SHEAR MARGIN DYNAMICS: Observed increase in marine-terminating outlet glaciers over the Greenland Ice Sheet has been associated with warming. Regional variability in mass discharge from marine-terminating glaciers has been attributed to surface processes, local mass balance, and ocean-ice interactions at the terminus. This is a collaborative effort with Byron Parizek, Eric Larour, Helene Seroussi, and Mathieu Morlighem and Ken Jezek. Our group has sought to constrain the impact of surface processes on observed changes in outlet glacier thinning and speed-up through understanding the role direct surface melt water injection has on the shear margins of Jakobshavn Isbrae. We have identified spatially coherent, seasonally stable regions of water-filled crevasses along the shear margins, which drain each summer. We were the first to quantify the potential magnitude of melt water they can deliver to the bed and through the use of remote sensing, and modeling tools, we will further constrain the degree to which they have an impact on dynamics within the ice stream as well as outside through enhanced basal sliding or through cryo-hydrologic warming. This work is supported by NASA 

METEOROLOGICAL DRIVERS ON SURFACE MELT: This is a collaborative project with Dave Reusch and Chris Karmosky to diagnose spatio-temporal energy balance components responsible for the occurence and magnitude of surface melting over the Greenland Ice Sheet. My group is involved to develop, validate, and implement a multi-sensor fusion approach which involves the use of passive microwave data to characterize melt occurence. Once locations are identified as experiencing melt, these regions are decomposed into melt magnitude (skin liquid water fraction) through an analytical inversion through calibrating coupled optical and thermal signatures with a numerical snow/firn/ice melt model. Calibration is facilitated through the use of Artificial Neural Networks. This work is supported by NSF 

WEST GREENLAND GPS ICE DISPLACEMENT NETWORK: This is a collaborative project with Jay Zwally and Konrad Steffen. Over nearly the last two decades a collection of GPS recievers has been deployed on the ice sheet to monitor ice sheet motion in the ablation zone across the equilibrium line (ELA). My group is involved in managing the network and analyzing data to understand longitudinal relationships between changes in surface mass balance (melting, runoff, infiltration) and ice dynamic response. This work is partially supported by NASA 

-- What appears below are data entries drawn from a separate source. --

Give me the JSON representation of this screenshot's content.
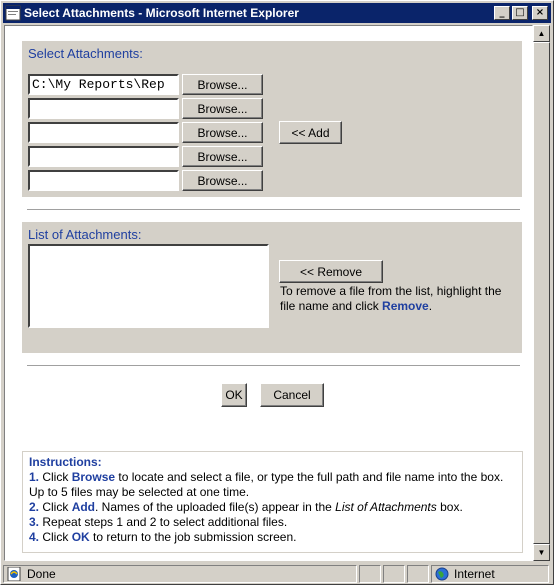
{
  "window": {
    "title": "Select Attachments - Microsoft Internet Explorer",
    "controls": {
      "minimize": "_",
      "maximize": "□",
      "close": "×"
    }
  },
  "select_section": {
    "heading": "Select Attachments:",
    "file_values": [
      "C:\\My Reports\\Rep",
      "",
      "",
      "",
      ""
    ],
    "browse_label": "Browse...",
    "add_label": "<< Add"
  },
  "list_section": {
    "heading": "List of Attachments:",
    "remove_label": "<< Remove",
    "help_pre": "To remove a file from the list, highlight the file name and click ",
    "help_keyword": "Remove",
    "help_post": "."
  },
  "dialog_buttons": {
    "ok": "OK",
    "cancel": "Cancel"
  },
  "instructions": {
    "heading": "Instructions:",
    "step1": {
      "num": "1.",
      "pre": " Click ",
      "kw": "Browse",
      "post": " to locate and select a file, or type the full path and file name into the box. Up to 5 files may be selected at one time."
    },
    "step2": {
      "num": "2.",
      "pre": " Click ",
      "kw": "Add",
      "mid": ". Names of the uploaded file(s) appear in the ",
      "em": "List of Attachments",
      "post": " box."
    },
    "step3": {
      "num": "3.",
      "text": " Repeat steps 1 and 2 to select additional files."
    },
    "step4": {
      "num": "4.",
      "pre": " Click ",
      "kw": "OK",
      "post": " to return to the job submission screen."
    }
  },
  "status_bar": {
    "status": "Done",
    "zone": "Internet"
  },
  "icons": [
    "ie-icon",
    "done-page-icon",
    "internet-globe-icon",
    "scroll-up-icon",
    "scroll-down-icon"
  ]
}
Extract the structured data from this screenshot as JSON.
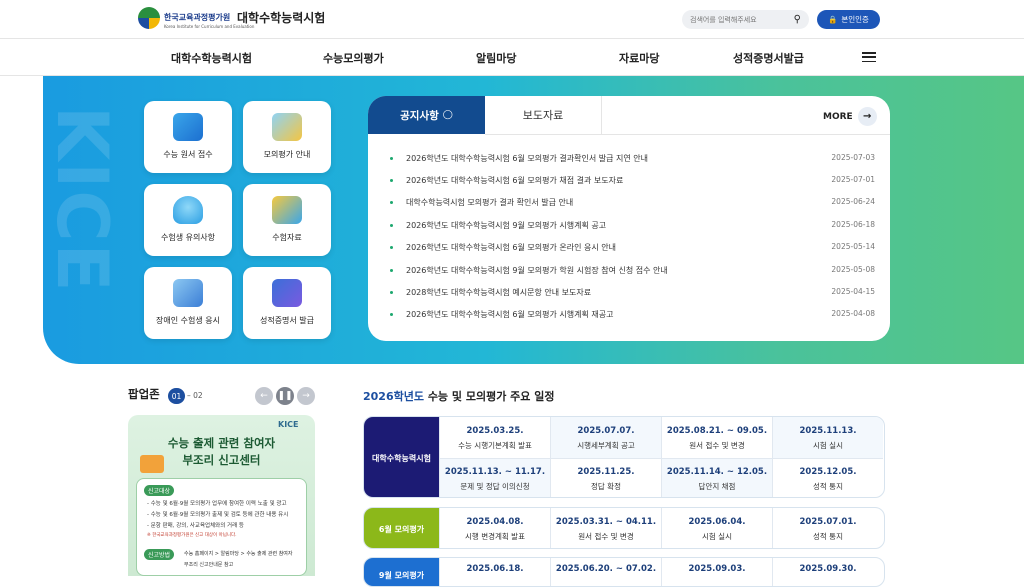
{
  "header": {
    "org_name": "한국교육과정평가원",
    "org_name_en": "Korea Institute for Curriculum and Evaluation",
    "site_title": "대학수학능력시험",
    "search_placeholder": "검색어를 입력해주세요",
    "auth_label": "본인인증"
  },
  "nav": {
    "items": [
      "대학수학능력시험",
      "수능모의평가",
      "알림마당",
      "자료마당",
      "성적증명서발급"
    ]
  },
  "hero": {
    "bg_text": "KICE",
    "tiles": [
      {
        "label": "수능 원서 접수",
        "icon": "laptop-icon"
      },
      {
        "label": "모의평가 안내",
        "icon": "book-icon"
      },
      {
        "label": "수험생 유의사항",
        "icon": "bell-icon"
      },
      {
        "label": "수험자료",
        "icon": "folder-search-icon"
      },
      {
        "label": "장애인 수험생 응시",
        "icon": "people-icon"
      },
      {
        "label": "성적증명서 발급",
        "icon": "monitor-document-icon"
      }
    ]
  },
  "notice": {
    "tab_active": "공지사항",
    "tab_other": "보도자료",
    "more_label": "MORE",
    "items": [
      {
        "title": "2026학년도 대학수학능력시험 6월 모의평가 결과확인서 발급 지연 안내",
        "date": "2025-07-03"
      },
      {
        "title": "2026학년도 대학수학능력시험 6월 모의평가 채점 결과 보도자료",
        "date": "2025-07-01"
      },
      {
        "title": "대학수학능력시험 모의평가 결과 확인서 발급 안내",
        "date": "2025-06-24"
      },
      {
        "title": "2026학년도 대학수학능력시험 9월 모의평가 시행계획 공고",
        "date": "2025-06-18"
      },
      {
        "title": "2026학년도 대학수학능력시험 6월 모의평가 온라인 응시 안내",
        "date": "2025-05-14"
      },
      {
        "title": "2026학년도 대학수학능력시험 9월 모의평가 학원 시험장 참여 신청 접수 안내",
        "date": "2025-05-08"
      },
      {
        "title": "2028학년도 대학수학능력시험 예시문항 안내 보도자료",
        "date": "2025-04-15"
      },
      {
        "title": "2026학년도 대학수학능력시험 6월 모의평가 시행계획 재공고",
        "date": "2025-04-08"
      }
    ]
  },
  "popup": {
    "title": "팝업존",
    "current": "01",
    "separator": "– 02",
    "logo_text": "KICE",
    "headline_1": "수능 출제 관련 참여자",
    "headline_2": "부조리 신고센터",
    "tag_1": "신고대상",
    "lines": [
      "- 수능 및 6월·9월 모의평가 업무에 참여한 이력 노출 및 광고",
      "- 수능 및 6월·9월 모의평가 출제 및 검토 등에 관한 내용 유시",
      "- 문항 판매, 강의, 사교육업체와의 거래 등",
      "※ 한국교육과정평가원은 신고 대상이 아닙니다."
    ],
    "tag_2": "신고방법",
    "method_1": "수능 홈페이지 > 알림마당 > 수능 출제 관련 참여자",
    "method_2": "부조리 신고안내문 참고"
  },
  "schedule": {
    "year": "2026학년도",
    "title_rest": " 수능 및 모의평가 주요 일정",
    "rows": [
      {
        "label": "대학수학능력시험",
        "color": "#1c1b74",
        "cells": [
          {
            "date": "2025.03.25.",
            "event": "수능 시행기본계획 발표"
          },
          {
            "date": "2025.07.07.",
            "event": "시행세부계획 공고"
          },
          {
            "date": "2025.08.21. ~ 09.05.",
            "event": "원서 접수 및 변경"
          },
          {
            "date": "2025.11.13.",
            "event": "시험 실시"
          },
          {
            "date": "2025.11.13. ~ 11.17.",
            "event": "문제 및 정답 이의신청"
          },
          {
            "date": "2025.11.25.",
            "event": "정답 확정"
          },
          {
            "date": "2025.11.14. ~ 12.05.",
            "event": "답안지 채점"
          },
          {
            "date": "2025.12.05.",
            "event": "성적 통지"
          }
        ]
      },
      {
        "label": "6월 모의평가",
        "color": "#8cb81a",
        "cells": [
          {
            "date": "2025.04.08.",
            "event": "시행 변경계획 발표"
          },
          {
            "date": "2025.03.31. ~ 04.11.",
            "event": "원서 접수 및 변경"
          },
          {
            "date": "2025.06.04.",
            "event": "시험 실시"
          },
          {
            "date": "2025.07.01.",
            "event": "성적 통지"
          }
        ]
      },
      {
        "label": "9월 모의평가",
        "color": "#1d6fd1",
        "cells": [
          {
            "date": "2025.06.18.",
            "event": ""
          },
          {
            "date": "2025.06.20. ~ 07.02.",
            "event": ""
          },
          {
            "date": "2025.09.03.",
            "event": ""
          },
          {
            "date": "2025.09.30.",
            "event": ""
          }
        ]
      }
    ]
  }
}
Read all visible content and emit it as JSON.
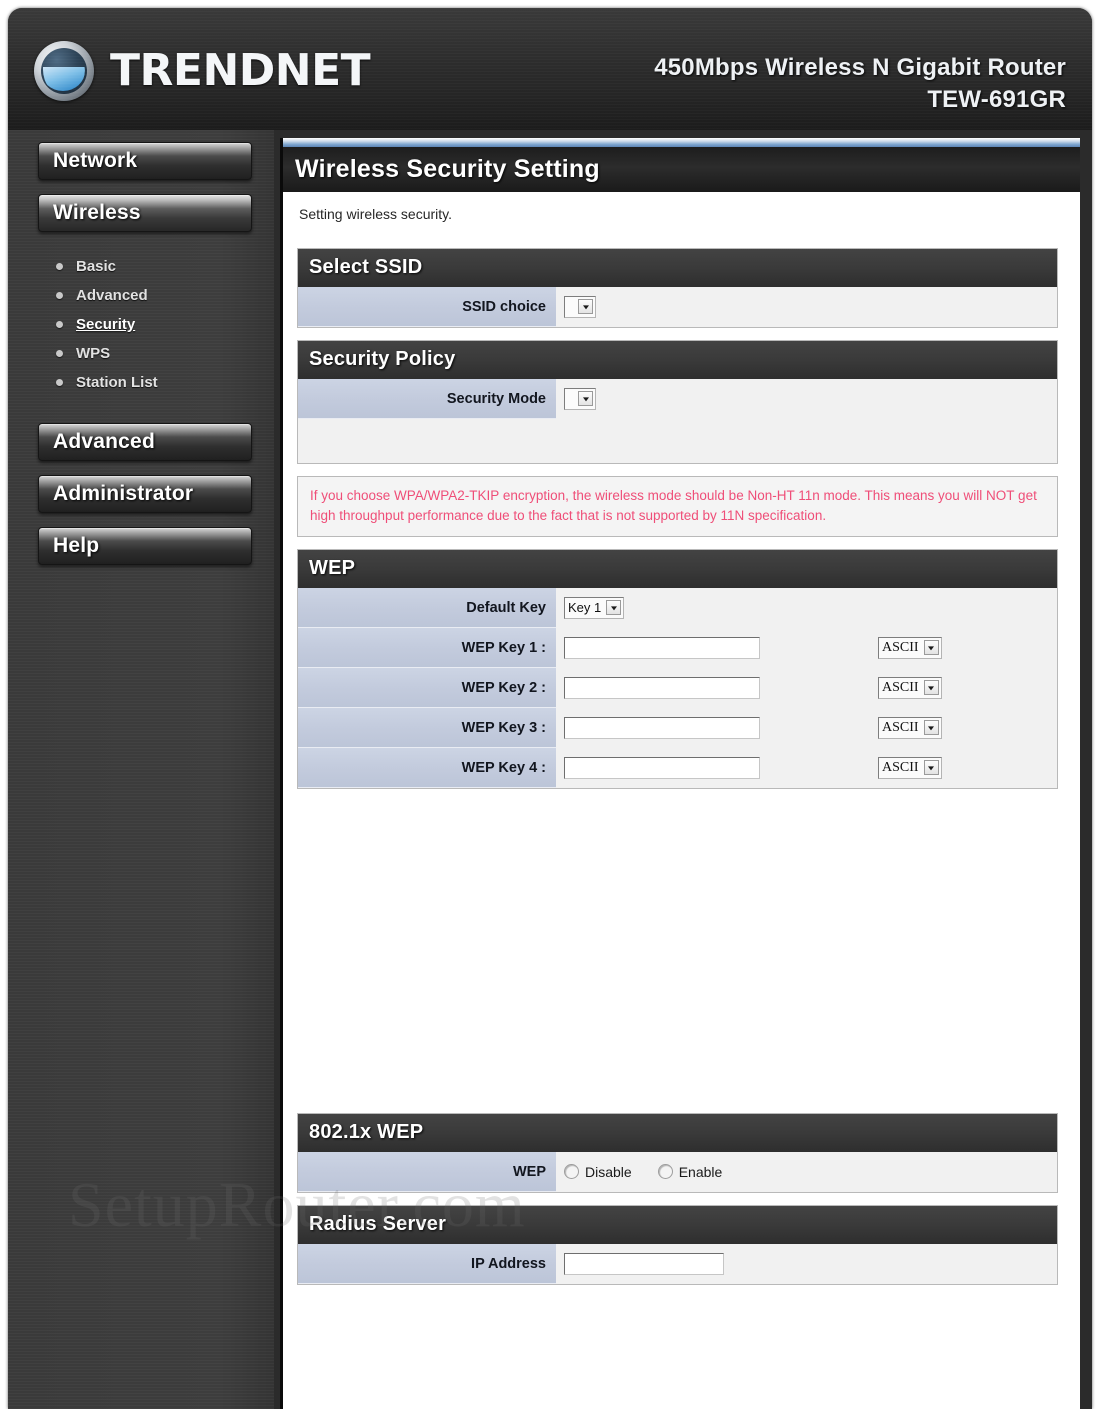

SEASONAL FLUCTUATIONS IN BASAL LUBRICATION: This is a collaborative project with Ryan Walker. This efforts seeks to quantify seasonal variability in basal lubrication through inversion of summer and winter basal friction over the ablation zone of west Greenland Ice Sheet using the numerical ice sheet model ISSM.

SUPRAGLACIAL LAKES AND ALBEDO: This is a collaborative project with Thomas Mote. This work explores the impact of supraglacial lakes on regional ice sheet surface albedo. We establish that 10% of seasonal variability of summer-time albedo is attributed the collective impact of proliferated lakes in the ablation zone of the Greenland Ice Sheet.


SUPRAGLACIAL HYDROLOGY: Increased surface melt rates along the margins of the Greeland Ice Sheet have accelerated meltwater production, consequently resulting in increased melt infiltration to the bedrock/ice interface. Infiltration is facilitated through drainage of surpaglacial lakes, through fractures and crevasses as well as moulins. Our aim to improve our understanding of the evolving supraglacial environment.


Our work has quantified the spatial clustering distribution of lakes and linked it to variability in melt production, drainage rates and other components of the supraglacial hydrology.


We also established the impact of subglacial topography on the distribution of lakes and quantified the relationships between lake distributions and ice flow dominated by internal deformation versus basal sliding.




EVOLUTION OF OF ANTARCTIC DRY VALLEY HYDROLOGY: This is a collaborative project with Michael Gooseff. The efforts seeks to understand changes in the Dry Valley's hydrologic system in response to regional warming. We employed collection of surface spectra using a portable spectroradiometer during the 2011 field season. We use high resolution satellite imagery to evaluate snow patch and wetted zone dynamics. Changes in surface moisture are monitored through analytical inversions from satellite imagery. The project was supported under NSF EAGER.

Our team was the first to map and characterize supraglacial channels and establish hydrologic networks responsible for routing surface melt. We established three primary hydrologic networks and their prevalence throughout the ablation zone. These networks drive mass transfer between lakes impacting drainage behavior and supply crevasses and moulins which are the most efficient mechanisms for meltwater injection to the base of the ice sheet.


We are collaborating with Lora Koenig to understand the implications of newly discovered lake subsurface water stored over the winter. We are employing satellite data analysis to corroborate spatio-temporal variability in lakes with observed subsurface water from IceBridge shallow radar data. We are also developing a numerical lake evolution model that will allow us to diagnose conditions responsible for the presence of stored subsurface water. These efforts have been supported under several NASA funded projects.